Columbia International Affairs Online: Working Papers

CIAO DATE: 06/2008

A Security and Stability in Northern Europe -- A Threat Assesment

Jochen Prantl

April 2000

Finnish Institute for International Affairs


The accession of Finland and Sweden as well as the ongoing enlargement process, which offers the perspective of EU membership to the Baltic States, has put the question of security and stability in Northern Europe on the Agenda of the European Union.

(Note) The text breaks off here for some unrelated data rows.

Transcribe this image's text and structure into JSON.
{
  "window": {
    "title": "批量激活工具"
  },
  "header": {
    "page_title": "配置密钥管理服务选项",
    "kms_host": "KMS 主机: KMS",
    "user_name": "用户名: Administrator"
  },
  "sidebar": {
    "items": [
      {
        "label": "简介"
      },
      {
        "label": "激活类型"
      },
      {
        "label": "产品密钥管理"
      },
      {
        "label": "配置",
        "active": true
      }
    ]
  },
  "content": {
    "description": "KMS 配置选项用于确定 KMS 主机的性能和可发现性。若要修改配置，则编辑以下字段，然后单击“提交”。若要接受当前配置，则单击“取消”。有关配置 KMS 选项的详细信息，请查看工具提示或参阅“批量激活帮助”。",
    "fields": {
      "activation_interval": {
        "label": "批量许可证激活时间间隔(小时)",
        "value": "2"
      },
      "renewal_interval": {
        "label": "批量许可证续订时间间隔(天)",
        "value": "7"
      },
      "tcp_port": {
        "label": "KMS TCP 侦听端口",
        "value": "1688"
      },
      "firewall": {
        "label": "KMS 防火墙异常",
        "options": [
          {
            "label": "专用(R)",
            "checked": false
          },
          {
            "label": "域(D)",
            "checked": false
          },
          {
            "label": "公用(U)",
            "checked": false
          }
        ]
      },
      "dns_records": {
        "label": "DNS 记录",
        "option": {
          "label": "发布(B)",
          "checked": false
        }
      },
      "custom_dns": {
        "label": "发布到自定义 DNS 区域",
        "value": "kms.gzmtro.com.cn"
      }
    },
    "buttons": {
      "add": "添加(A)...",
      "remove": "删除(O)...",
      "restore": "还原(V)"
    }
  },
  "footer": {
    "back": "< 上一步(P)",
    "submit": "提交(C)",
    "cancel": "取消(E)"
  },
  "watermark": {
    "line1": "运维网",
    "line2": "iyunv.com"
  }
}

The Northern region is at the crossroads of the relations between the EU and Russia. Although the successor state of the Soviet Union is still an ambitious power with quite a considerable military potential it hardly poses – at the moment – a serious hard security threat in the region. However, there is still a residual security threat, especially when looking at Russia’s future political development, which has a considerable potential of destabilising the overall security situation in the North.

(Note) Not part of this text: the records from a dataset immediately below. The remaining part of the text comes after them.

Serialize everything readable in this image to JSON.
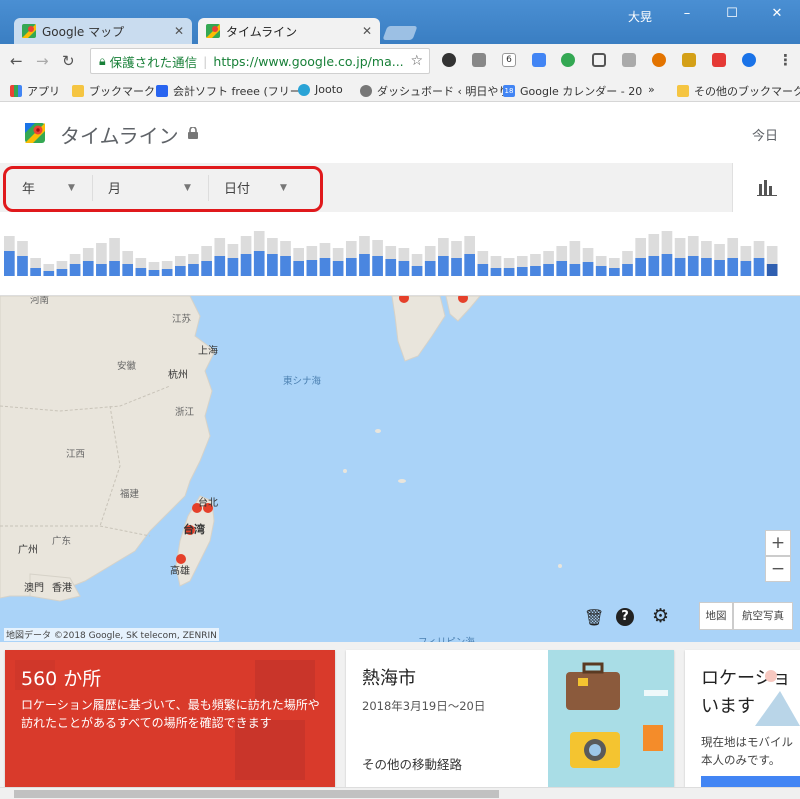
{
  "browser": {
    "tabs": [
      {
        "title": "Google マップ"
      },
      {
        "title": "タイムライン"
      }
    ],
    "user_name": "大晃",
    "address": {
      "secure_text": "保護された通信",
      "url": "https://www.google.co.jp/ma..."
    },
    "extensions": {
      "badge": "6"
    },
    "bookmarks": [
      {
        "label": "アプリ"
      },
      {
        "label": "ブックマーク"
      },
      {
        "label": "会計ソフト freee (フリー"
      },
      {
        "label": "Jooto"
      },
      {
        "label": "ダッシュボード ‹ 明日やり"
      },
      {
        "label": "Google カレンダー - 20"
      },
      {
        "label": "»"
      },
      {
        "label": "その他のブックマーク"
      }
    ],
    "calendar_icon_num": "18",
    "window_controls": {
      "minimize": "–",
      "maximize": "☐",
      "close": "✕"
    }
  },
  "app": {
    "title": "タイムライン",
    "today": "今日",
    "filters": {
      "year": "年",
      "month": "月",
      "day": "日付"
    }
  },
  "histogram": {
    "total": [
      40,
      35,
      18,
      12,
      15,
      22,
      28,
      33,
      38,
      25,
      18,
      14,
      15,
      20,
      22,
      30,
      38,
      32,
      40,
      45,
      38,
      35,
      28,
      30,
      33,
      28,
      35,
      40,
      36,
      30,
      28,
      22,
      30,
      38,
      35,
      40,
      25,
      20,
      18,
      20,
      22,
      25,
      30,
      35,
      28,
      20,
      18,
      25,
      38,
      42,
      45,
      38,
      40,
      35,
      32,
      38,
      30,
      35,
      30
    ],
    "filled": [
      25,
      20,
      8,
      5,
      7,
      12,
      15,
      12,
      15,
      12,
      8,
      6,
      7,
      10,
      12,
      15,
      20,
      18,
      22,
      25,
      22,
      20,
      15,
      16,
      18,
      15,
      18,
      22,
      20,
      17,
      15,
      10,
      15,
      20,
      18,
      22,
      12,
      8,
      8,
      9,
      10,
      12,
      15,
      12,
      14,
      10,
      8,
      12,
      18,
      20,
      22,
      18,
      20,
      18,
      16,
      18,
      15,
      18,
      12
    ],
    "range": [
      0,
      50
    ]
  },
  "map": {
    "labels": [
      {
        "text": "河南",
        "kind": "province"
      },
      {
        "text": "江苏",
        "kind": "province"
      },
      {
        "text": "上海",
        "kind": "city"
      },
      {
        "text": "安徽",
        "kind": "province"
      },
      {
        "text": "杭州",
        "kind": "city"
      },
      {
        "text": "浙江",
        "kind": "province"
      },
      {
        "text": "江西",
        "kind": "province"
      },
      {
        "text": "福建",
        "kind": "province"
      },
      {
        "text": "東シナ海",
        "kind": "sea"
      },
      {
        "text": "台北",
        "kind": "city"
      },
      {
        "text": "台湾",
        "kind": "country"
      },
      {
        "text": "高雄",
        "kind": "city"
      },
      {
        "text": "广州",
        "kind": "city"
      },
      {
        "text": "广东",
        "kind": "province"
      },
      {
        "text": "澳門",
        "kind": "city"
      },
      {
        "text": "香港",
        "kind": "city"
      },
      {
        "text": "フィリピン海",
        "kind": "sea"
      }
    ],
    "attribution": "地図データ ©2018 Google, SK telecom, ZENRIN",
    "zoom_in": "+",
    "zoom_out": "−",
    "map_type_map": "地図",
    "map_type_aerial": "航空写真"
  },
  "cards": {
    "places": {
      "count": "560 か所",
      "description": "ロケーション履歴に基づいて、最も頻繁に訪れた場所や訪れたことがあるすべての場所を確認できます"
    },
    "trip": {
      "title": "熱海市",
      "dates": "2018年3月19日～20日",
      "other_routes": "その他の移動経路"
    },
    "location": {
      "title_line1": "ロケーショ",
      "title_line2": "います",
      "body_line1": "現在地はモバイル",
      "body_line2": "本人のみです。"
    }
  },
  "colors": {
    "titlebar": "#3a7ec2",
    "highlight": "#e0191c",
    "bar_total": "#dcdcdc",
    "bar_filled": "#4a86e0",
    "map_water": "#aad3f8",
    "map_land": "#e8e4dc",
    "marker": "#e5402a",
    "card_red": "#d93a2b"
  }
}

Consequently, today’s problems in Northern Europe are more of a non-military nature, which result, on the one hand, from the yet unfinished economic and societal transformation in various Baltic Sea States. On the other, they are the legacy of the demise of the Soviet empire. These problems concern, for instance, nuclear safety, including the treatment of nuclear fuels and waste, minority issues, water pollution, narcotics trade, international organised crime like penetration of state structures by trans-national criminal organisations, corruption and fraud within state administrations, or disparities of living standards in general. To tackle the whole spectrum of those multi-faceted (soft) security risks the European Union needs to find more effective responses.

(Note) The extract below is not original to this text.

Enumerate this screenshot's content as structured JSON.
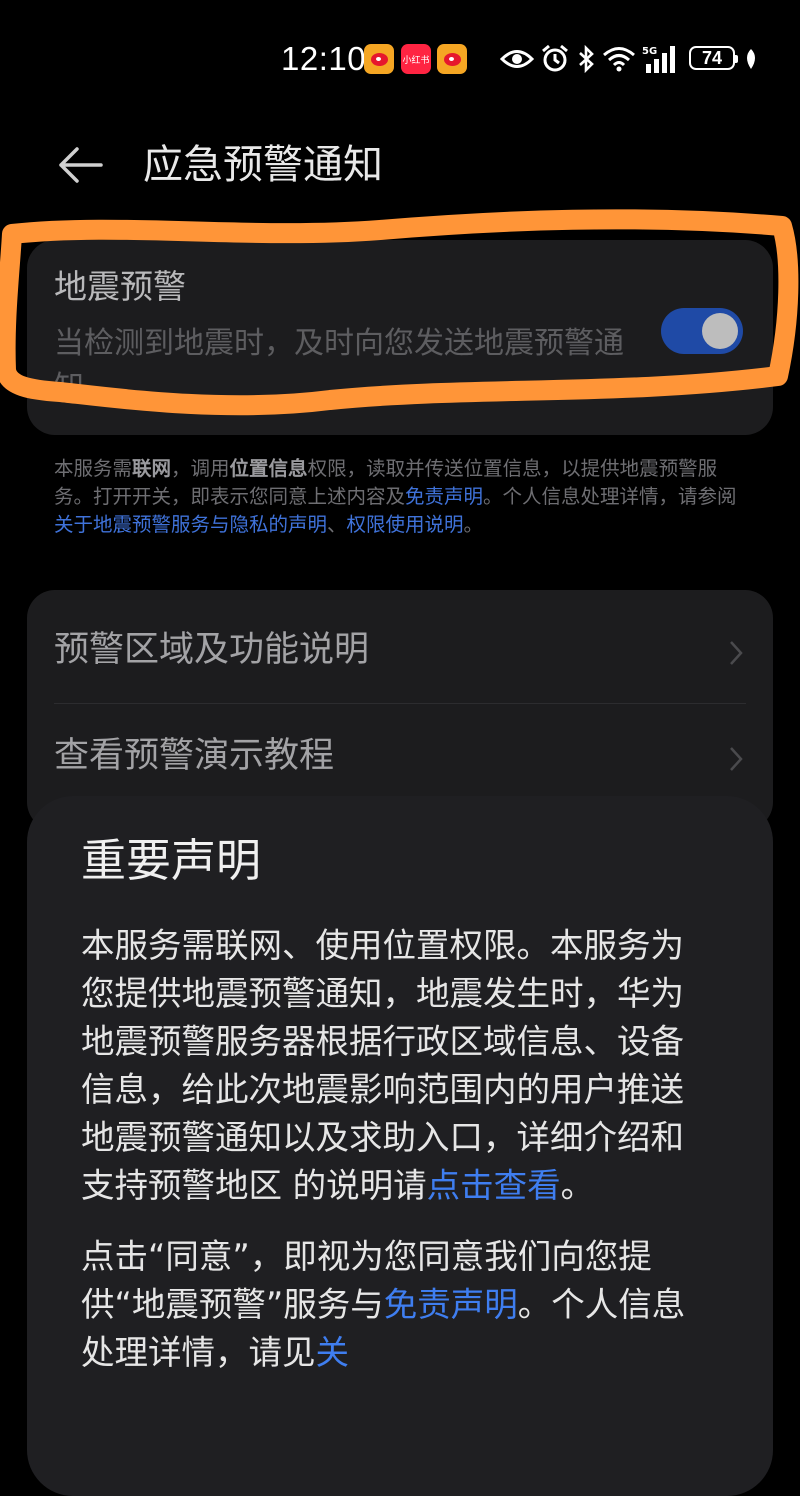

The international research programme on the Northern Dimension of the CFSP, jointly conducted by the Finnish Institute of International Affairs (Helsinki/Finland) and the Institut für Europäische Politik (Bonn and Berlin/Germany) aims at promoting the awareness of those issues within the European Union by analysing the current situation and projecting some scenarios as well as policy advice for the future.